On a foul night in the mid 1960s, two brave men of the US Air Force were flying photo reconnaissance over North Vietnam in their F4 Phantom. Unfortunately their target was well defended, and they were forced to eject after receiving heavy ground fire. This is the story of one of those brave men who I’ll call M, and all of the other brave men who risked their lives to rescue him.
After ejecting from his Phantom, M found himself in the middle of enemy territory. He commenced escape and evasion, while radioing in to request rescue. The enemy was swarming all around him, and the only thing which saved him from immediate capture was the darkness and his own wits. Fortunately for M, the Navy had a carrier stationed in the gulf and an SH3 Sea King helicopter immediately scrambled to rescue him.

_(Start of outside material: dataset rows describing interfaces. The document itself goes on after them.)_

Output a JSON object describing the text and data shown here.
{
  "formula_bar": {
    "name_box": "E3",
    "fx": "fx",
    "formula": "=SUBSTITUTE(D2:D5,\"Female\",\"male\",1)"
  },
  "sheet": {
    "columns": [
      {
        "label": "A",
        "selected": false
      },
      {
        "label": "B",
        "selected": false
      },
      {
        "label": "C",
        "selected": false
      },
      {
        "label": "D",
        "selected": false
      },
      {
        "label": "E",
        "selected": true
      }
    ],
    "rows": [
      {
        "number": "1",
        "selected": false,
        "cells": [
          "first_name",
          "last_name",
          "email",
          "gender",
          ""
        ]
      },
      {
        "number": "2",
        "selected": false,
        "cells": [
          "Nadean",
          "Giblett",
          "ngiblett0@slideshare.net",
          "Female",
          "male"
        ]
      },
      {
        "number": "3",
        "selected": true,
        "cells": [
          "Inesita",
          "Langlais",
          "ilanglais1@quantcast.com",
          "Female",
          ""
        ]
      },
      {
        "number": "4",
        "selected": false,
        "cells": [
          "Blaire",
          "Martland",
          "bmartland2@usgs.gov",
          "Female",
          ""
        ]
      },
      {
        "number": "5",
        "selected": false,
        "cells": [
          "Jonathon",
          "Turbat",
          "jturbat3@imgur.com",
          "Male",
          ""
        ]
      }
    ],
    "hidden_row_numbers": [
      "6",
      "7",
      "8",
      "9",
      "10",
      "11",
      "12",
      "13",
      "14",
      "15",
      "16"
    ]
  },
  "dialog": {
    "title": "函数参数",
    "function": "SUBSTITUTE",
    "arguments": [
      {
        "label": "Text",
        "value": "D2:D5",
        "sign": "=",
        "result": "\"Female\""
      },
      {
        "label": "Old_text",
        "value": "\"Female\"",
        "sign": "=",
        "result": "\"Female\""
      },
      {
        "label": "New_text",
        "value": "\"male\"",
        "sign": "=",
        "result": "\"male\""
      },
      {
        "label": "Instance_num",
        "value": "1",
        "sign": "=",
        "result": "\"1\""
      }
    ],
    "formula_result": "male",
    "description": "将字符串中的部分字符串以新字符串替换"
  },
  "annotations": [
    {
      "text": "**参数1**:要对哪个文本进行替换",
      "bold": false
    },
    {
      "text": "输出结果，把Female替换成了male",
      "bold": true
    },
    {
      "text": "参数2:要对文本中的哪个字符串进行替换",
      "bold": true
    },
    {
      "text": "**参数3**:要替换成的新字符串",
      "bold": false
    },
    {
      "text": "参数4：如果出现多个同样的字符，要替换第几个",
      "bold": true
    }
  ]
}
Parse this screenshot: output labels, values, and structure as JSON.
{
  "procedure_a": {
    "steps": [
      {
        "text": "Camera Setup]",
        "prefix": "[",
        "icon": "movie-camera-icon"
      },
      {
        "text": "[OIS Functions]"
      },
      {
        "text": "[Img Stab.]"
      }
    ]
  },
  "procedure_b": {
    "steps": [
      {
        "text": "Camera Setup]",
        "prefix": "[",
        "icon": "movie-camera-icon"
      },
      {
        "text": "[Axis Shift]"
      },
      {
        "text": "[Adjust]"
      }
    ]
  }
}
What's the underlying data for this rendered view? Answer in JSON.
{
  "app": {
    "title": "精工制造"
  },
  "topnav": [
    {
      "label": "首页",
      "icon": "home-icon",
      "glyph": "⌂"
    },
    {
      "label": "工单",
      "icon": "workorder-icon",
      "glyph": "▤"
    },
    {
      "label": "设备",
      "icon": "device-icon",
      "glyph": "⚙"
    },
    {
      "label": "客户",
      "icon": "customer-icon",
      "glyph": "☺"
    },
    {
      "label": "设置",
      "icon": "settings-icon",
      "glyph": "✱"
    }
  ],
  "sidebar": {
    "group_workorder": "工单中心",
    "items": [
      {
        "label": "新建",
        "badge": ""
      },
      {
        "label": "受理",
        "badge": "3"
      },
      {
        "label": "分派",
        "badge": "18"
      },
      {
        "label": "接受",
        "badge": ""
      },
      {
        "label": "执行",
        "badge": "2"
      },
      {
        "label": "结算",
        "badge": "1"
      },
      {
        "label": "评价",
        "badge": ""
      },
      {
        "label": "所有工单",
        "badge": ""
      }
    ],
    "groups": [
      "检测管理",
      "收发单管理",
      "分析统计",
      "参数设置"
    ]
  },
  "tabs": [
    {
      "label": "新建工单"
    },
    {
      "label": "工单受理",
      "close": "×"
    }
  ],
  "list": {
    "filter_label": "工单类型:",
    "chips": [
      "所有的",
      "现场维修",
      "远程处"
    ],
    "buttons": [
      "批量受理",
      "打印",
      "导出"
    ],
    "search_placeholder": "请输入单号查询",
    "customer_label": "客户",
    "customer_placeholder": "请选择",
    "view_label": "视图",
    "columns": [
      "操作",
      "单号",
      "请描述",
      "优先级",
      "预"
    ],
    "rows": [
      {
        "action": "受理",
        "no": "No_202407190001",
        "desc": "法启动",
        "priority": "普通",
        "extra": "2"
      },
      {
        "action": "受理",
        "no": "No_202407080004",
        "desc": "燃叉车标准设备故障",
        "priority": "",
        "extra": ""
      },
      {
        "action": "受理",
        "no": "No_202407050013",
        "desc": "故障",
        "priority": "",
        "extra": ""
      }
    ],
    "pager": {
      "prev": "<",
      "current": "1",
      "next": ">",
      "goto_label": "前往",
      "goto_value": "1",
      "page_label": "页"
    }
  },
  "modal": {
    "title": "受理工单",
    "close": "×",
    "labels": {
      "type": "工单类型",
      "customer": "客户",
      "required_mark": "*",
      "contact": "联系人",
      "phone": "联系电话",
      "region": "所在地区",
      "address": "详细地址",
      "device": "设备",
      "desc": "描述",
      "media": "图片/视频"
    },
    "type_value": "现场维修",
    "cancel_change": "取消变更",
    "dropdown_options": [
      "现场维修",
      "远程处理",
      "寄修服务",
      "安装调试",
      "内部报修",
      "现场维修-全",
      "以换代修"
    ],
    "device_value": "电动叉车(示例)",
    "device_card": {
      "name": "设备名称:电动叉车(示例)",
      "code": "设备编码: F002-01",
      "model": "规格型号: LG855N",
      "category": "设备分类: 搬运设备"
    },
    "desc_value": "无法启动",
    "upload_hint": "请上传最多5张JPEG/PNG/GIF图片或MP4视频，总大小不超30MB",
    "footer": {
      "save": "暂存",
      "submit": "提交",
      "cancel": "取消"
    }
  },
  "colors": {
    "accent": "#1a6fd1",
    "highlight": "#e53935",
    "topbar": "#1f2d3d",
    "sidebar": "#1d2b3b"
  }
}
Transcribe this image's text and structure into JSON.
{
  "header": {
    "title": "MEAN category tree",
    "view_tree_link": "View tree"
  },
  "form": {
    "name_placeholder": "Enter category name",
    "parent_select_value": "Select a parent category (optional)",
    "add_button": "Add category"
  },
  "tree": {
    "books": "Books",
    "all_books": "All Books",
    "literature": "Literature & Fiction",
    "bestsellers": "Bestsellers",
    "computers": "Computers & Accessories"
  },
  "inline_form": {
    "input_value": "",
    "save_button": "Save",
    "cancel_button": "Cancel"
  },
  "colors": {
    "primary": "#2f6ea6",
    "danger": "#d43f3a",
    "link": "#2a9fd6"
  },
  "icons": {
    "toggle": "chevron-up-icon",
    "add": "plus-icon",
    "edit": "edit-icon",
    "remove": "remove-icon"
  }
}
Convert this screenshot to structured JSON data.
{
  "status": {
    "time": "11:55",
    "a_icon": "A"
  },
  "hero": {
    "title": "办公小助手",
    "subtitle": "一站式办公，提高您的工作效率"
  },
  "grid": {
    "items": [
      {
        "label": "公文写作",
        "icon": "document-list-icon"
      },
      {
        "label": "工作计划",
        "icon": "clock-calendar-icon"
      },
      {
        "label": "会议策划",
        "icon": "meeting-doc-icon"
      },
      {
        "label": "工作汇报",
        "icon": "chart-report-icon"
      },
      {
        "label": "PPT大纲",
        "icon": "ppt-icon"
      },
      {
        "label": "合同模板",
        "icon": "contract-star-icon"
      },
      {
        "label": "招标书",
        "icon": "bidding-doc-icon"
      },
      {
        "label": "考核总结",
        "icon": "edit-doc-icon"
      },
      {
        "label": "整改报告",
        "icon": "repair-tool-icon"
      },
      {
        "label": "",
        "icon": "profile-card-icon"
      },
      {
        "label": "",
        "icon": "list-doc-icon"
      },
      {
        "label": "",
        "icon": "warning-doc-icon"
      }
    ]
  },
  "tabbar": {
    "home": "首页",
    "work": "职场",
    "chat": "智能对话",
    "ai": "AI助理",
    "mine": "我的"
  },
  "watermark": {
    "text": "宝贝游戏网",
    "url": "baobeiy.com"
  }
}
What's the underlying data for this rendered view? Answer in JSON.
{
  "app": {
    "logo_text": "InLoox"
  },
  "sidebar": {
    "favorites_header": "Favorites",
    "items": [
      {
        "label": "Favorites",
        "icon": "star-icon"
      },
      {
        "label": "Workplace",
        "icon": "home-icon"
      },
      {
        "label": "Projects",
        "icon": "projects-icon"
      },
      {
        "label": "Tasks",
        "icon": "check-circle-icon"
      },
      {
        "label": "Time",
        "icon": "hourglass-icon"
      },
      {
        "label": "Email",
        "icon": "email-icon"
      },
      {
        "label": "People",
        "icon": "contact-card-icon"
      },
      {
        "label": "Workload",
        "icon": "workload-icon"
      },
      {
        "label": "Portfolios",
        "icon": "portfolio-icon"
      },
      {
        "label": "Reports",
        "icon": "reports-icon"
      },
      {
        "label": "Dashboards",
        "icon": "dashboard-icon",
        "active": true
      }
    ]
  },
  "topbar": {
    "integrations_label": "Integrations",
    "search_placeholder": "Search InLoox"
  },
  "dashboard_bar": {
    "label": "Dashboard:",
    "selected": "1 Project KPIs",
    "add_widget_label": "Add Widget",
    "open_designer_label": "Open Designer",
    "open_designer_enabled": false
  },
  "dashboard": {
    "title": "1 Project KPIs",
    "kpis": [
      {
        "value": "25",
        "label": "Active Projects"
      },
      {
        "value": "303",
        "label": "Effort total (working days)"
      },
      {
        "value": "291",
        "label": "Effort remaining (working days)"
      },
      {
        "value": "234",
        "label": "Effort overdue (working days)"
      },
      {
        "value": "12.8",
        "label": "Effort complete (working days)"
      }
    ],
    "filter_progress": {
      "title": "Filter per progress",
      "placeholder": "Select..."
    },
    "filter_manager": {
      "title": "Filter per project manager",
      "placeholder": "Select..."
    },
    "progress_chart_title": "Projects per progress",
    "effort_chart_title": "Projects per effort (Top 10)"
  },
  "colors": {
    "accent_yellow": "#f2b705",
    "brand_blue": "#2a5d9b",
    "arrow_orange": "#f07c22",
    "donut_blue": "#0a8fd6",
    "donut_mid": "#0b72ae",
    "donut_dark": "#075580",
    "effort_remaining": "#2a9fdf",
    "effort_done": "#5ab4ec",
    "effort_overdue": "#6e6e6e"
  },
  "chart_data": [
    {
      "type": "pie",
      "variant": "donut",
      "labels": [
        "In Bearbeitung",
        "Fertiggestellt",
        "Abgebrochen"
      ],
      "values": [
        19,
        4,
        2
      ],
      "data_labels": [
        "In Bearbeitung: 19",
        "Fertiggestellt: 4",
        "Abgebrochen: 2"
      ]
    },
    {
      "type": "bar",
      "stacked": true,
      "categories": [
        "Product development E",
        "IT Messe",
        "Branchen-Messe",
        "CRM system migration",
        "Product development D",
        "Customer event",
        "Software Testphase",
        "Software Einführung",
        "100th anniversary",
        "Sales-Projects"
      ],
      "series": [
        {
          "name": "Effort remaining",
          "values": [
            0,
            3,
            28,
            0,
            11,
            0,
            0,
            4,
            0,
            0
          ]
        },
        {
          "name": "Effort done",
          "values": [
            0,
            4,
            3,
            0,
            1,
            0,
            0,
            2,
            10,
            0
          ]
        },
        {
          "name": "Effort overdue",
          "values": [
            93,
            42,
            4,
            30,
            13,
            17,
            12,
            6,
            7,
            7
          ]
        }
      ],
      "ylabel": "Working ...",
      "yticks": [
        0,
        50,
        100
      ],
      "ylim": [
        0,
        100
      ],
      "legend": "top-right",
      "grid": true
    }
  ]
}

At the same time, an entire host of other aircraft from multiple branches of the US military went into action in an effort to save M from capture. Fighters and bombers from the Air Force and Marines all assisted in communicating with M and directing the rescue helicopter to his location. One of their own was in great danger, and they would do whatever they could to help get him out safely. They knew roughly where M was, but rescuing him was especially challenging because it was pitch black and the area was heavily defended. The same fire which took down his supersonic F4 would now be directed at the slow moving chopper and crew attempting to rescue him.
Somehow the chopper managed to make it through the heavy fire, heavier now because the enemy knew an airman was down and someone would be coming in to try to rescue him. The door gunners on the chopper laid down suppressive fire with their machine guns in all directions, and an Air Force bomber came in low and took out a source of especially heavy anti aircraft fire. The chopper was there, and M could see it. But they couldn’t see where he was. With the closeness of the enemy, fuel constraints, and the amount of fire the rescue helicopter was under, there was very little time to determine if he was going to be captured or rescued that night.
M turned on his flashlight and shined it in the direction of the helicopter, hoping he could direct them in. The pilot saw his light and told him to turn it off; he now knew where he was. With the door gunners firing continuously at approaching enemy troops, the Sea King found a nearby clearing and managed to just barely touch the ground in a sort of half hover, half landing. All of the enemy ground forces looking for M saw the helicopter come in, and immediately converged on the chopper. But M was already in a dead run, the run of his life. He ran until he reached the chopper, and dove into the open door. He was running so fast and dove so hard that he slid across the bottom of the big helicopter on the sea of spent brass on the floor. He would have slid straight out the door on the other side had a crew-member not caught him and held him in as the chopper made its ascent.
My father was the pilot of the Sea King helicopter that rescued M that foul night all of those years ago. He was awarded the Silver Star for the rescue. To this day he always has a flashlight handy, a lesson he learned from M, the brave F4 pilot he met so long ago. And so do I.